James Blake James Blake
The buzz about James Blake has been building for well over a year via a […]
The buzz about James Blake has been building for well over a year via a series of well-received post-post-dubstep releases on au courant imprints Hemlock, Hessle Audio, and R&S. A professional association with Mount Kimbie, the experimental bass duo with whom he shares some noble qualities—a nerdy-but-cool bravura, pioneering spirit, and youthful ambition—has also aided in his ascent.
Hype for Blake’s self-titled debut full-length accelerated in late 2010 with the release of Blake’s cover of Feist’s “Limit to Your Love,” which charted briefly in the UK. Then, thanks largely to sympathetic critical attention for his initial creative spurt and a growing and increasingly devoted fan base, Blake finished second in the BBC Sound of 2011 poll. At 21, tags like “musical genius” were being tossed around before his career was able to fully set into a solid foundation. That’s not his fault, but pitching expectations too high seldom helps anyone in this business.
At first glance, instrumentally and in terms of its production values, James Blake (the LP) sounds not unlike the James Blake we’ve come to expect. The quirky time signatures that take their cues from urban sources (hip-hop and grime) remain. Chopped-up rhythms and the occasional fat synth twist and tease, before disappearing and leaving only Blake’s voice to bear the weight. It’s a risky decision to develop the project essentially as a cycle of ballads, re-branding the artist as a personality rather than a producer.
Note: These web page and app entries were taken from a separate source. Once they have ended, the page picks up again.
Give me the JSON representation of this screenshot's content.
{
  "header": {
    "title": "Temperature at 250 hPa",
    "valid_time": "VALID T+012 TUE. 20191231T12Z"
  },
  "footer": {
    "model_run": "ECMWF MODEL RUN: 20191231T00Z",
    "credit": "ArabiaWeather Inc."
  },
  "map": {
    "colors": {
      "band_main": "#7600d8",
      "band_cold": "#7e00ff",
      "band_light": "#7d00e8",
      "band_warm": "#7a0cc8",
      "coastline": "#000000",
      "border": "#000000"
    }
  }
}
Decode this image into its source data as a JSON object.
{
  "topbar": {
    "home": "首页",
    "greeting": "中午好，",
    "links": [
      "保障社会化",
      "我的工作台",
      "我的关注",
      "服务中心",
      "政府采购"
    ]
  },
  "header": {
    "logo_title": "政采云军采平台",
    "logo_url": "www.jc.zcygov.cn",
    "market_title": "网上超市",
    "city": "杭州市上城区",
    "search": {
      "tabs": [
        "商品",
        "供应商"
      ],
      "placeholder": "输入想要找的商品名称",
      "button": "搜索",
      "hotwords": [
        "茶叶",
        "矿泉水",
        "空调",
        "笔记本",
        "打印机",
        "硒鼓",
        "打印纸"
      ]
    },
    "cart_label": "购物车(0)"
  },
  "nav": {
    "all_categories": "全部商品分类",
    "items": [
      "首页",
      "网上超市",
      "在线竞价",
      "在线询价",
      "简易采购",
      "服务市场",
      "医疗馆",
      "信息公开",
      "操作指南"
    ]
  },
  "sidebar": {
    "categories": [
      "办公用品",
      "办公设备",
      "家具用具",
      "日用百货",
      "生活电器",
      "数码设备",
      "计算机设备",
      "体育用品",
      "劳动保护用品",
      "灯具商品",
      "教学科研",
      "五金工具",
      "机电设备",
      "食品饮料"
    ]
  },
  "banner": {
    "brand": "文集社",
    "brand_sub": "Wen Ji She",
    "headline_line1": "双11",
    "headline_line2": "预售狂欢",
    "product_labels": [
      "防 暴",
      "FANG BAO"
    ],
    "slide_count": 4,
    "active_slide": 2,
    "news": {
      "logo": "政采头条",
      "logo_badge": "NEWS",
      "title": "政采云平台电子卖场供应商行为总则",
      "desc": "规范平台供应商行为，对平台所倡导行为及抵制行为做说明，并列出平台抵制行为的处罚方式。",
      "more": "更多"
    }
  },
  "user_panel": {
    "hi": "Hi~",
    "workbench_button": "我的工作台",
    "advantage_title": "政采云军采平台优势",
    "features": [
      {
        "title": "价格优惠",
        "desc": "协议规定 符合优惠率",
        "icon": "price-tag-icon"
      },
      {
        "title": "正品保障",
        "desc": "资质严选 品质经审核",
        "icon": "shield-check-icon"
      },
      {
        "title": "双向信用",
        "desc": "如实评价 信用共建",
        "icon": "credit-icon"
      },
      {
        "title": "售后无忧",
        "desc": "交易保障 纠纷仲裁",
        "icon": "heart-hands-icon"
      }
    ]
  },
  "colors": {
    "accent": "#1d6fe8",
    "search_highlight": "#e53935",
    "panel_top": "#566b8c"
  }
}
That’s a tough sell—a trap, really—one that more seasoned bass artists like Kode9 and Shackleton wisely avoid at all costs. With some music, the fewer windows into the soul, the better. The self can stand in the way of expressing the art, and so it does here.
Having said that, Blake’s voice, which on earlier recordings was smartly cut, edited, and altered with cleverly rendered effects, has impressive range. Other reviewers evoke names like David Sylvian, Antony Hegarty, and Jamie Lidell, and they’re not far off. Let’s add another: Mark Hollis, the former Talk Talk vocalist whose somber 1998 self-titled LP was a brilliant final statement of withdrawal from the fast lane of 1980s synth-pop.
But Blake’s voice and poetry strain to take us anywhere we haven’t already been with more experienced inner-space travelers at the helm. Furthermore, his music has become inexplicably ponderous and static, at times seeming to stop dead in its tracks and not move forward at all.
The saving graces are few. Blake takes what was, to borrow a cutting phrase from Julian Cope, “MOR slop,” and re-makes “Limit to Your Love” into a dark, dirge-like melodrama that seems to fit him hand in glove. He gives it a slow swing using stark piano, some bass wobble and hum, and a funereal drum beat. It’s edgy and good. On “I Mind,” Blake sneaks in tropical bass and drum patterns that help turn a moribund mood at the song’s beginning into a near-celebration as it begins to fade.
“Measurements” and “Unluck” more than hint at Blake’s interest in gospel and soul, though there is something missing here, too. Call it authenticity, or real passion. Call it out for what it is: The kind of genuine detail that is nailed in hundreds of African-American churches every Sunday.
The best track is the haunting “The Wilhelm Scream,” which features Blake at his lyrical best: “I don’t know about my dreams/I don’t know about my love/All that I know is that I’m fallin, fallin, fallin, fallin.” It’s also got a sonic charge to it that fails to materialize on any other song on the LP, giving us that physical and emotional kick in the head we’ve wanted all along.
Listen to James Blake in full here.